Your instructions
Would you please copy each line of the data in which the string "zoom" occurs?

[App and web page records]

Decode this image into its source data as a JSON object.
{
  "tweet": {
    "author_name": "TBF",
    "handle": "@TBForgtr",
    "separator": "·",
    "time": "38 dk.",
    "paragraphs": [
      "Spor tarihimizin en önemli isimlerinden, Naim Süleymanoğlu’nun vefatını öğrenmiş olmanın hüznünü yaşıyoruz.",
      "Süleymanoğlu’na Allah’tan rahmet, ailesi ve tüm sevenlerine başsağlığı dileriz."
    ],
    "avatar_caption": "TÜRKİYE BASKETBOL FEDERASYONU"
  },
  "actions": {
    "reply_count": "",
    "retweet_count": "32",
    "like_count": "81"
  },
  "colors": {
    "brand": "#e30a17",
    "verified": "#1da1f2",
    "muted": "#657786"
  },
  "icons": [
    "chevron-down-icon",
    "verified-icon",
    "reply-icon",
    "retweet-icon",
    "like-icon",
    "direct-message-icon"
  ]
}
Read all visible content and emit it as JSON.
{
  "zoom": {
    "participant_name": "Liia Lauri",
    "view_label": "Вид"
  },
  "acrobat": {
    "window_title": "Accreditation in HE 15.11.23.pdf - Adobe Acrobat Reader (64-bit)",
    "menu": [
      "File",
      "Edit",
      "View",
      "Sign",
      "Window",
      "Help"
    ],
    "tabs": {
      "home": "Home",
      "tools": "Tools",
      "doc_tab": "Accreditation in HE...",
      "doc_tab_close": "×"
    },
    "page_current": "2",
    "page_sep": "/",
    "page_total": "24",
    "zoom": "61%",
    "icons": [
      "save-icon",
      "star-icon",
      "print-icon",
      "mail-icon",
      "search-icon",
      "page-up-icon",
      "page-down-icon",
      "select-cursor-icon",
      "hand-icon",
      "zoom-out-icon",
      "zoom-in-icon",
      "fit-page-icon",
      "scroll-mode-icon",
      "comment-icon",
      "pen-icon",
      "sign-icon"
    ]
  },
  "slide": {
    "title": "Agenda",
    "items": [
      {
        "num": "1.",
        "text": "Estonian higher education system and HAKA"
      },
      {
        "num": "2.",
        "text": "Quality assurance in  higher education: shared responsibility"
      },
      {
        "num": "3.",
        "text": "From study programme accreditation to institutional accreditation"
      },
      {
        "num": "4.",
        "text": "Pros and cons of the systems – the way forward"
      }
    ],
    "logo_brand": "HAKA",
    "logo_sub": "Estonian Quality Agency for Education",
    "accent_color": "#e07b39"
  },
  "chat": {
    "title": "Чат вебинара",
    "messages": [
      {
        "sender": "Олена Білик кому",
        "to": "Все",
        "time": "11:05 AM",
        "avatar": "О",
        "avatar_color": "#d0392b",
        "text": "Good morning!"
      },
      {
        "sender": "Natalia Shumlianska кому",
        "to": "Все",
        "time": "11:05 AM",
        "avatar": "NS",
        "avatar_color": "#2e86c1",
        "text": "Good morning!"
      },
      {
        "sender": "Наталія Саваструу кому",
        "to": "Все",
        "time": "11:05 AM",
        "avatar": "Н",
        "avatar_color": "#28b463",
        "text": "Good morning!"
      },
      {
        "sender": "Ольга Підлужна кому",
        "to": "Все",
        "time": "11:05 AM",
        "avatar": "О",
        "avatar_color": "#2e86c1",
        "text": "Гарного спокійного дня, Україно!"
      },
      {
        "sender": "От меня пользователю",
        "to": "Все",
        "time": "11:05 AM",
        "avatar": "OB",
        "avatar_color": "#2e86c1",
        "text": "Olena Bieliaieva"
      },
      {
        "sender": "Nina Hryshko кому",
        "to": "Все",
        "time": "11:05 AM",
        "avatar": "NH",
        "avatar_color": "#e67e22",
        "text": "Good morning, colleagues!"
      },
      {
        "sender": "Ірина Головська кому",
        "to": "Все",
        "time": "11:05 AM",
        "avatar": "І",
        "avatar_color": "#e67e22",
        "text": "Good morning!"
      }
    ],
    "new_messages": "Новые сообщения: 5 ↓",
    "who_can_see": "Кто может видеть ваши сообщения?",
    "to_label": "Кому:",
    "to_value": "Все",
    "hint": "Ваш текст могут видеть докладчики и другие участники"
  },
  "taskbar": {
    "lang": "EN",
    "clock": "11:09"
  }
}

Answer section
  "zoom": {
    "zoom": "61%",
      "zoom-out-icon",
      "zoom-in-icon",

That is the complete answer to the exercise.